More than just being an annoyance, working with a bad manager each day can have severely detrimental effects on your mental and physical health. Recent studies have shown links between having a lousy boss and an increased risk of heart attack, chronic stress, sleep deprivation and high blood pressure, to name just a few.

“The evidence is clear that the leadership qualities of ‘bad’ bosses over time exert a heavy toll on employees’ health,” said Jonathan D. Quick, an instructor in medicine at Harvard Medical School and a co-author of the book Preventive Stress Management in Organisations. “The evidence is also clear that despite the rationalisations some leaders may use to defend their stress-inducing, unsupportive style, such behaviour by leaders does not contribute to improved individual performance or organisational productivity.”

Managing Up Rather Than Packing Up?

While changing jobs may at times seem like the only option, an uncertain job market and financial responsibilities makes the decision complex.

Therefore, academics and HR experts have advised that under-pressure employees revive their relationship with their manager by rethinking how they can better manage the boss they already have, despite all their flaws and shortcomings; otherwise known as managing up.

As opposed to rebelling a dysfunctional boss, ambitious professionals will attempt to understand their boss’s demands and exceed all their expectations and needs.
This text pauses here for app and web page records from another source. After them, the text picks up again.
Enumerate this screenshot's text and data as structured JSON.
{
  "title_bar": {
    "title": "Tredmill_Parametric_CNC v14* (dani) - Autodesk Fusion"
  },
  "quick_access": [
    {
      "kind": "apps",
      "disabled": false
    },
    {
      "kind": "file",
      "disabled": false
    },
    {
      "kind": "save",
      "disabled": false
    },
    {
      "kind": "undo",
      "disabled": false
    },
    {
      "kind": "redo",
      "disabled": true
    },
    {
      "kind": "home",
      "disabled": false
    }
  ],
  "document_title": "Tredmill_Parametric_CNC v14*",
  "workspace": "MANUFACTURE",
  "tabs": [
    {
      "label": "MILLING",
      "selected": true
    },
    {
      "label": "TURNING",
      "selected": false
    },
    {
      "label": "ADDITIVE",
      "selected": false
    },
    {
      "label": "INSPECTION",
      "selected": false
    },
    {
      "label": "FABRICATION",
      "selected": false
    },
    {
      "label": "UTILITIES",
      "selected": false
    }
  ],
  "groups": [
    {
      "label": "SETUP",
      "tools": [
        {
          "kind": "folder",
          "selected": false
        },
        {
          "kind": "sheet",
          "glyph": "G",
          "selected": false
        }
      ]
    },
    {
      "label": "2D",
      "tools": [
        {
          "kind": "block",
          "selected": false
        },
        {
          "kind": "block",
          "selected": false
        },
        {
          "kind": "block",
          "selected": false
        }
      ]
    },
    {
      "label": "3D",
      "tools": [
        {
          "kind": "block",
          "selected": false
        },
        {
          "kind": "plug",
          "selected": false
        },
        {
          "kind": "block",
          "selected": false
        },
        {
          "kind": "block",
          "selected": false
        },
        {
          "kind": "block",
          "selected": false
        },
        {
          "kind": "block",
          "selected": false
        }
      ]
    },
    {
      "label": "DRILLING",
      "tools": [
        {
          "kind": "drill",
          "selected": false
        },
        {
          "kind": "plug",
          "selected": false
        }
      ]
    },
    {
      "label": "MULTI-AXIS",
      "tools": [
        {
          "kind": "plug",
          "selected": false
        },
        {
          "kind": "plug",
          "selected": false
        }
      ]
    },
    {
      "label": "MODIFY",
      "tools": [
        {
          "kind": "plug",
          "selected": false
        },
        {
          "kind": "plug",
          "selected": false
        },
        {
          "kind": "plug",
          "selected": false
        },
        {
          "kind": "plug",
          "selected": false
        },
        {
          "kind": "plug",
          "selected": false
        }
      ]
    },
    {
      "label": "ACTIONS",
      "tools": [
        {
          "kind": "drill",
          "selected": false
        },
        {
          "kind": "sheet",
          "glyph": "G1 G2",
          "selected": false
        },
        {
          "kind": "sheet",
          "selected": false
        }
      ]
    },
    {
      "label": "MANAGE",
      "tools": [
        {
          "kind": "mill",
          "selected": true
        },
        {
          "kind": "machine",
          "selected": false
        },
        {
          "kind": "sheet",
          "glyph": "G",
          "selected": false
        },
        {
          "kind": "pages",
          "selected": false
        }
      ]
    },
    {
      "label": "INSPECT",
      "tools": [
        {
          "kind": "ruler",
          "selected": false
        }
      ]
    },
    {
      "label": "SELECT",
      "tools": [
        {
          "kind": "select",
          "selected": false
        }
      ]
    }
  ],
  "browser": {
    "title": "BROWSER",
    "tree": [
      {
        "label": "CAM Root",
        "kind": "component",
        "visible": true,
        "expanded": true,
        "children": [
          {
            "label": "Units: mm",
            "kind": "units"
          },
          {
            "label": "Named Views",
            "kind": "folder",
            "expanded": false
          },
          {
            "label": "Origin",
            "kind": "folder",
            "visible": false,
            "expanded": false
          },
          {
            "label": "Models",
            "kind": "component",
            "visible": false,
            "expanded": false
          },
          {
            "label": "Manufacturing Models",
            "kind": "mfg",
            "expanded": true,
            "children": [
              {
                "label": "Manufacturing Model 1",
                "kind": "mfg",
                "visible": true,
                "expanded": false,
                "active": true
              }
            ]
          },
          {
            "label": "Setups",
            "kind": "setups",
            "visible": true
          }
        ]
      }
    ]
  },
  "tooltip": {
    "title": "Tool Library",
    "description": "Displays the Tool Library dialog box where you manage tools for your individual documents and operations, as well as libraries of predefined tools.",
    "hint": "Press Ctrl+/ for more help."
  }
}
Management coach and bestselling author Margie Warrell has five key tips for managing your boss:

1. Identify Their Prime Motivations

Find out what your boss cares about in the workplace, and how he/she identifies with success and failure.

By putting yourself in your superior’s shoes, you can adjust your work and behaviour to fit better with their core values, concerns and priorities.

2. Work Around Their Weaknesses

While there may be a temptation to make your boss look bad, it is likely to only result in damaging the results of the team and your reputation. Instead, try to cover for your boss’s weaknesses, allowing him/her to focus on their strengths.

For example, help your disorganised managers by helping them keep on top of things. Also don’t be afraid to mirror your boss’s style. How does he/she like to communicate; e-mail or face-to-face? Working with his/her preferences is an obvious way of managing your boss without them ever knowing it.

3. Remain Professional

Never let your boss’s bad behaviour be an excuse for your own. While it may be easy to succumb to resentment or resignation and mentally check out of your job, doing so not only undermines your own integrity but it can put you at risk of being branded as a whiner, a slacker, or both.

So if your boss is a shouter, don’t react by shouting back. If they are petty or small-minded, don’t descend to smallness yourself (however tempting)!

4. Talk With Your Boss

Urge your bad manager to have a private 15-minute conversation with you. By having the courage to speak up rather than cower in silence, you can make your boss know that you are unhappy about his/her behaviour, as well as allowing for them to provide an explanation – and maybe even an apology.

5. Do Your Research Before Jumping Ship

If you feel you have to leave your current job, then take time to research the culture, the leadership and reputation of your new organisation or department. How big are the teams? Any rumours of discrimination?

Furthermore, use your contacts and networking to get a sense of both the environment within the team you might be moving to, and those who are creating it.